MEXICO CITY (Reuters/AFP): Power outages hit the Mexican capital of Mexico City on Sunday after an earthquake struck the centre of the country, and officials said there was no other damage reported.

Some restaurants and residential buildings in the capital were evacuated as a precautionary measure, they said. Buildings shuddered in the city, a Reuters witness said.

The US Geological Survey (USGS) downgraded its initial measurement of the quake to magnitude 5.8 from 6.0. No one at state oil company Pemex was immediately available to comment but the group has no major installations near the epicentre of the quake, 14 miles (22 km) west of Jolalpan in southwest Mexico, 76 miles (122 km) south of Mexico City.

Meanwhile, a 6.5-magnitude earthquake jolted several towns along Nicaragua's Pacific coast Saturday, rattling buildings but causing only minor damage.

The earthquake struck at 11:34 am (1734 GMT), 90 kilometers (56 miles) west of the capital Managua in the Pacific at a depth of 36 kilometers, the US Geological Survey said.

Nicaragua said it was followed by about 10 aftershocks measuring between 3.6 and 5.3 in magnitude.

An 81-year-old man was the only reported casualty.
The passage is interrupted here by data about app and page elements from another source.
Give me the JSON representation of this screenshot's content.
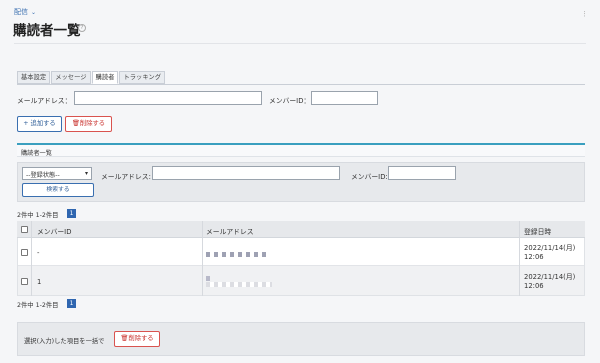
{
  "breadcrumb": {
    "label": "配信"
  },
  "page": {
    "title": "購読者一覧",
    "help_icon": "?"
  },
  "tabs": [
    {
      "label": "基本設定",
      "active": false
    },
    {
      "label": "メッセージ",
      "active": false
    },
    {
      "label": "購読者",
      "active": true
    },
    {
      "label": "トラッキング",
      "active": false
    }
  ],
  "add_form": {
    "email_label": "メールアドレス：",
    "member_label": "メンバーID：",
    "add_button": "+ 追加する",
    "delete_button": "削除する"
  },
  "list_panel": {
    "title": "購読者一覧"
  },
  "search": {
    "status_select": "--登録状態--",
    "email_label": "メールアドレス:",
    "member_label": "メンバーID:",
    "search_button": "検索する"
  },
  "pagination": {
    "count_text": "2件中 1-2件目",
    "current_page": "1"
  },
  "table": {
    "headers": {
      "member_id": "メンバーID",
      "email": "メールアドレス",
      "registered": "登録日時"
    },
    "rows": [
      {
        "member_id": "-",
        "date": "2022/11/14(月)",
        "time": "12:06"
      },
      {
        "member_id": "1",
        "date": "2022/11/14(月)",
        "time": "12:06"
      }
    ]
  },
  "bulk_action": {
    "label": "選択(入力)した項目を一括で",
    "delete_button": "削除する"
  },
  "colors": {
    "accent": "#2f66b0",
    "danger": "#c9302c",
    "panel_border": "#3a9fbf"
  }
}
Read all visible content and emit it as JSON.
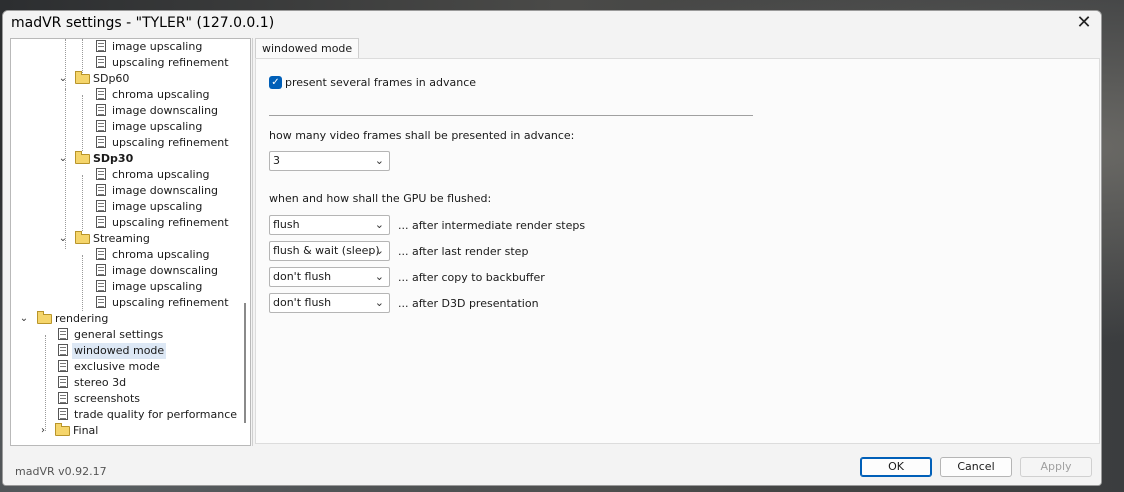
{
  "window": {
    "title": "madVR settings - \"TYLER\" (127.0.0.1)"
  },
  "tree": {
    "rows": [
      {
        "label": "image upscaling",
        "icon": "page"
      },
      {
        "label": "upscaling refinement",
        "icon": "page"
      },
      {
        "label": "SDp60",
        "icon": "folder",
        "toggle": "⌄"
      },
      {
        "label": "chroma upscaling",
        "icon": "page"
      },
      {
        "label": "image downscaling",
        "icon": "page"
      },
      {
        "label": "image upscaling",
        "icon": "page"
      },
      {
        "label": "upscaling refinement",
        "icon": "page"
      },
      {
        "label": "SDp30",
        "icon": "folder",
        "toggle": "⌄"
      },
      {
        "label": "chroma upscaling",
        "icon": "page"
      },
      {
        "label": "image downscaling",
        "icon": "page"
      },
      {
        "label": "image upscaling",
        "icon": "page"
      },
      {
        "label": "upscaling refinement",
        "icon": "page"
      },
      {
        "label": "Streaming",
        "icon": "folder",
        "toggle": "⌄"
      },
      {
        "label": "chroma upscaling",
        "icon": "page"
      },
      {
        "label": "image downscaling",
        "icon": "page"
      },
      {
        "label": "image upscaling",
        "icon": "page"
      },
      {
        "label": "upscaling refinement",
        "icon": "page"
      },
      {
        "label": "rendering",
        "icon": "folder",
        "toggle": "⌄"
      },
      {
        "label": "general settings",
        "icon": "page"
      },
      {
        "label": "windowed mode",
        "icon": "page"
      },
      {
        "label": "exclusive mode",
        "icon": "page"
      },
      {
        "label": "stereo 3d",
        "icon": "page"
      },
      {
        "label": "screenshots",
        "icon": "page"
      },
      {
        "label": "trade quality for performance",
        "icon": "page"
      },
      {
        "label": "Final",
        "icon": "folder",
        "toggle": "›"
      }
    ]
  },
  "tab": {
    "label": "windowed mode"
  },
  "settings": {
    "present_frames_label": "present several frames in advance",
    "present_frames_checked": true,
    "frames_question": "how many video frames shall be presented in advance:",
    "frames_value": "3",
    "flush_question": "when and how shall the GPU be flushed:",
    "flush_rows": [
      {
        "value": "flush",
        "desc": "... after intermediate render steps"
      },
      {
        "value": "flush & wait (sleep)",
        "desc": "... after last render step"
      },
      {
        "value": "don't flush",
        "desc": "... after copy to backbuffer"
      },
      {
        "value": "don't flush",
        "desc": "... after D3D presentation"
      }
    ]
  },
  "footer": {
    "version": "madVR v0.92.17",
    "ok_label": "OK",
    "cancel_label": "Cancel",
    "apply_label": "Apply"
  }
}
He died of cardiac arrest, apparently succumbing to the temblor that lasted several seconds, according to the president of the national disaster response agency, SINAPRED, Guillermo Gonzalez. He said some buildings suffered cracks, including the offices of the Ministry of Development, Industry and Trade.

Seismologist Angelica Munoz said the quake was powerful and felt almost throughout the country, and there could be more aftershocks.

In the city of Leon, 90 kilometers northwest of Managua, the dome of a church was damaged. People said objects fell to the ground in the capital. Cell phone service and Internet access were knocked out for a few minutes.

At least six houses suffered cracks on their walls after the first tremor, according to the authorities.

The US Pacific Tsunami Warning Center said there was no threat of a destructive widespread tsunami, but there could be smaller localized ones.

A 6.2-magnitude earthquake in Managua in December 1972 killed 5,000 people and left more than a quarter million homeless.